### INSTRUCTIONS FOR THE TASK:
Return each line of the entries that mentions the word "data".

(Beginning of INPUT)

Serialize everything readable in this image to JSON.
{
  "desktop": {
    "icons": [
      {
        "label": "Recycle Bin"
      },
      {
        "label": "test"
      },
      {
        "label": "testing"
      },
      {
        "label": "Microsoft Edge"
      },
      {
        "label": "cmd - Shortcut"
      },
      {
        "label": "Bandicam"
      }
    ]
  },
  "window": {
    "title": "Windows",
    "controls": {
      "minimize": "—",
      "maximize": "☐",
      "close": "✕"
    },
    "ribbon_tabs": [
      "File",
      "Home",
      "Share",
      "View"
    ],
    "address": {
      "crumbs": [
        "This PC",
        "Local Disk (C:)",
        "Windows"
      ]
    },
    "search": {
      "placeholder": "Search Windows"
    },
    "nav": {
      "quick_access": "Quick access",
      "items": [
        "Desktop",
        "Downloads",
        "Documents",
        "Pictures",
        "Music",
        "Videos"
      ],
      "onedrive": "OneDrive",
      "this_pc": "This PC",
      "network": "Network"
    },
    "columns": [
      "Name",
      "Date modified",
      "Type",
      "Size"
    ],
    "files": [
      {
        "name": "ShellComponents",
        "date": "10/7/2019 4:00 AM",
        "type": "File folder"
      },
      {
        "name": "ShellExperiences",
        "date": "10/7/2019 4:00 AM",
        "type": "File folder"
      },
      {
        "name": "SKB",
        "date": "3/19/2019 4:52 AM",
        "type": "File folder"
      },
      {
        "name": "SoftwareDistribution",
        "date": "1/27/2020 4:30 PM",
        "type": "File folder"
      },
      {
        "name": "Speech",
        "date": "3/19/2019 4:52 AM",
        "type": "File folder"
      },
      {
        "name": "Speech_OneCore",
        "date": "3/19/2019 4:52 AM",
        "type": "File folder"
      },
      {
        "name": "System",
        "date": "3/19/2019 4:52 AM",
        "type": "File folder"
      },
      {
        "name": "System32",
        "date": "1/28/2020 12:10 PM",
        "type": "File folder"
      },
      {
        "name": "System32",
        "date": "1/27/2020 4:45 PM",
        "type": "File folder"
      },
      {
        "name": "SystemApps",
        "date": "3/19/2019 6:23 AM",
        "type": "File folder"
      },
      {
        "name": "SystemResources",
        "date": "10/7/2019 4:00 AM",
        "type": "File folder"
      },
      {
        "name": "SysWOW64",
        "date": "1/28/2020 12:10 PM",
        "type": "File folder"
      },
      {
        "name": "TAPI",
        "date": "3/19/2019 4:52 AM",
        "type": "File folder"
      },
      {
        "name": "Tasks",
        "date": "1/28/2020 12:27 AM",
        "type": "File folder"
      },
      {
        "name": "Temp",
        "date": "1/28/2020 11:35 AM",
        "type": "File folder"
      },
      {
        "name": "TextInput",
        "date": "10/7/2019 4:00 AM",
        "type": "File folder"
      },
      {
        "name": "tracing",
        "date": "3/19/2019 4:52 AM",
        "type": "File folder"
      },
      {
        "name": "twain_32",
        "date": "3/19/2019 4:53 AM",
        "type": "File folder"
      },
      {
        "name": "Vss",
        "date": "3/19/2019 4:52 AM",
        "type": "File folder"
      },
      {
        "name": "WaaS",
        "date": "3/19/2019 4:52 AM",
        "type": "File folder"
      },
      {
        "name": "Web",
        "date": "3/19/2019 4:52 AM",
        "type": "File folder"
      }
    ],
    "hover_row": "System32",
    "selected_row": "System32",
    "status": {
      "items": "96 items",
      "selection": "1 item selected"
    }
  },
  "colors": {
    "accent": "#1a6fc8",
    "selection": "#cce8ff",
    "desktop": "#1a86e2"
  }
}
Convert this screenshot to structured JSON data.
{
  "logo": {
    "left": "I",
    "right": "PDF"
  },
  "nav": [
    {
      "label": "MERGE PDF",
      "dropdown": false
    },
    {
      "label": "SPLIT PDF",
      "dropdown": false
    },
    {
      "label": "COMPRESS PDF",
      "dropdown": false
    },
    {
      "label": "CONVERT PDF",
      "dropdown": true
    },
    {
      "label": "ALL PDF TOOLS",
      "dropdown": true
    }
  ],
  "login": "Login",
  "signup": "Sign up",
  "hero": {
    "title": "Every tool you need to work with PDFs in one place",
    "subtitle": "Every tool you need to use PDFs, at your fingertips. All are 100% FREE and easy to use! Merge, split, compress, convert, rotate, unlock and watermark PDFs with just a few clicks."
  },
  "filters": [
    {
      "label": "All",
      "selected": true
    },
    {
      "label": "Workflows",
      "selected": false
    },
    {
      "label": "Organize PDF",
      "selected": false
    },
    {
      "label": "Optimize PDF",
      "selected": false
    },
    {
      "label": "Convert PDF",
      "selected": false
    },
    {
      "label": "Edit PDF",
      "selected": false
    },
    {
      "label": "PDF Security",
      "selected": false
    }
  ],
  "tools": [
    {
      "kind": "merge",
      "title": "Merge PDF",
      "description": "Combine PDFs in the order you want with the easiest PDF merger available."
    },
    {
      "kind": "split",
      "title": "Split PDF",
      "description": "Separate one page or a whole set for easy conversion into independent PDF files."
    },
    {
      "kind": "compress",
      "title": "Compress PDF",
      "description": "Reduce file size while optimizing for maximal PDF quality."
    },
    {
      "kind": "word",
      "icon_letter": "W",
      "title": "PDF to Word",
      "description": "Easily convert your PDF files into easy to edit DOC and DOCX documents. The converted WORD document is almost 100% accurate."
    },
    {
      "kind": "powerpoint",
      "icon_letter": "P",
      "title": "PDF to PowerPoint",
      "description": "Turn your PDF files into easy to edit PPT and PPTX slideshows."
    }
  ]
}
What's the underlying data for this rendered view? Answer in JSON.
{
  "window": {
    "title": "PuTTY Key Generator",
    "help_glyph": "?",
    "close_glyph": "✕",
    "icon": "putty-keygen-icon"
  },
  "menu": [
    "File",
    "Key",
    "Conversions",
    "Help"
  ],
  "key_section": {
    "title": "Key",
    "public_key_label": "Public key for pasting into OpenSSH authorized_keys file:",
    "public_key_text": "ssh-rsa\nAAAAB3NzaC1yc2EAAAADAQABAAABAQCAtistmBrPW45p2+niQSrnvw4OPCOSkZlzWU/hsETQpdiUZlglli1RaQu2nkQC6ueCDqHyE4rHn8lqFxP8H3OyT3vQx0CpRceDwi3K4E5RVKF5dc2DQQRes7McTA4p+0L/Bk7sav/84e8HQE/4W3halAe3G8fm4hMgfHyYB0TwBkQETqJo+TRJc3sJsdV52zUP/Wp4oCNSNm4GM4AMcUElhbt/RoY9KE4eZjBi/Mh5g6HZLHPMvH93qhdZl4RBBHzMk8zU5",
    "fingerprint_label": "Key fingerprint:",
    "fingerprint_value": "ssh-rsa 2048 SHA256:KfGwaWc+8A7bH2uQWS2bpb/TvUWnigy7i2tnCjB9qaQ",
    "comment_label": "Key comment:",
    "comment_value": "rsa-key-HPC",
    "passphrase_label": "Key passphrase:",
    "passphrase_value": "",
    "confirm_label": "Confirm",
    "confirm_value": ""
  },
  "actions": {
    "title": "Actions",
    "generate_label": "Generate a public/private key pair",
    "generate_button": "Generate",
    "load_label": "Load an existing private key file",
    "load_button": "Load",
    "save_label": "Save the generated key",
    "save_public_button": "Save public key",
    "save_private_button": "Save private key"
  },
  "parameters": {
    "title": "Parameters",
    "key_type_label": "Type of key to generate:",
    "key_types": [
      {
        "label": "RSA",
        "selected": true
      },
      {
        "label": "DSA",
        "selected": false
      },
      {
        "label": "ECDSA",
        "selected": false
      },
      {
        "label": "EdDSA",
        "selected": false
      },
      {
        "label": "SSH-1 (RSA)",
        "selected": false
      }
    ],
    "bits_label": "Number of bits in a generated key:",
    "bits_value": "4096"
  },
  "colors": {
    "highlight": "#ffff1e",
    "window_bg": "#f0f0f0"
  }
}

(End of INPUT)

### EXPECTED OUTPUT:
Convert this screenshot to structured JSON data.
What's the underlying data for this rendered view? Answer in JSON.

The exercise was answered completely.